(Entries from a dataset of interfaces)
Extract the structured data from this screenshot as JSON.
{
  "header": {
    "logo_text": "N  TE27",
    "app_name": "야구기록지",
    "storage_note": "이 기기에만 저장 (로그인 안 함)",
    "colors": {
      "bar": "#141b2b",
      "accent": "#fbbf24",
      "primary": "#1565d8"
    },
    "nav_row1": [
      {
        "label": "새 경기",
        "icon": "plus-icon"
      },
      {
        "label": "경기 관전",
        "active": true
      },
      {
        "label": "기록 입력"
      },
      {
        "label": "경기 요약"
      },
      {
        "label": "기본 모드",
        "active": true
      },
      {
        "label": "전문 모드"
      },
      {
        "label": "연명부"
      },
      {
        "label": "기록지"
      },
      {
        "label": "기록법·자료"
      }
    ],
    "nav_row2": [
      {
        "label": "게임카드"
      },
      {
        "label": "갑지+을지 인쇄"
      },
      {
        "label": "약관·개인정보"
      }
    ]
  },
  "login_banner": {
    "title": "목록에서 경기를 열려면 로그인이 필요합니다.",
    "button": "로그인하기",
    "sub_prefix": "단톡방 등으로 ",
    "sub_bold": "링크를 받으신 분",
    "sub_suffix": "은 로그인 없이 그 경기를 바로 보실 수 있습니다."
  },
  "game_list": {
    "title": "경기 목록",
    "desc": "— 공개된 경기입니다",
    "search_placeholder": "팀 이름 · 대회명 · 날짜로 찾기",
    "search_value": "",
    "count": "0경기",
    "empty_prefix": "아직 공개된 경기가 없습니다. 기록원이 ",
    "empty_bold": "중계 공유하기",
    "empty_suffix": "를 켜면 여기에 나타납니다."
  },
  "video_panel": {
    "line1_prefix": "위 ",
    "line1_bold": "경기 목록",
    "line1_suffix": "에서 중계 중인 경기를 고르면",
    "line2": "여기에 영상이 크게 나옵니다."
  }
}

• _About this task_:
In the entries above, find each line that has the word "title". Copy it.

• _Answer for the task_:
    "title": "목록에서 경기를 열려면 로그인이 필요합니다.",
    "title": "경기 목록",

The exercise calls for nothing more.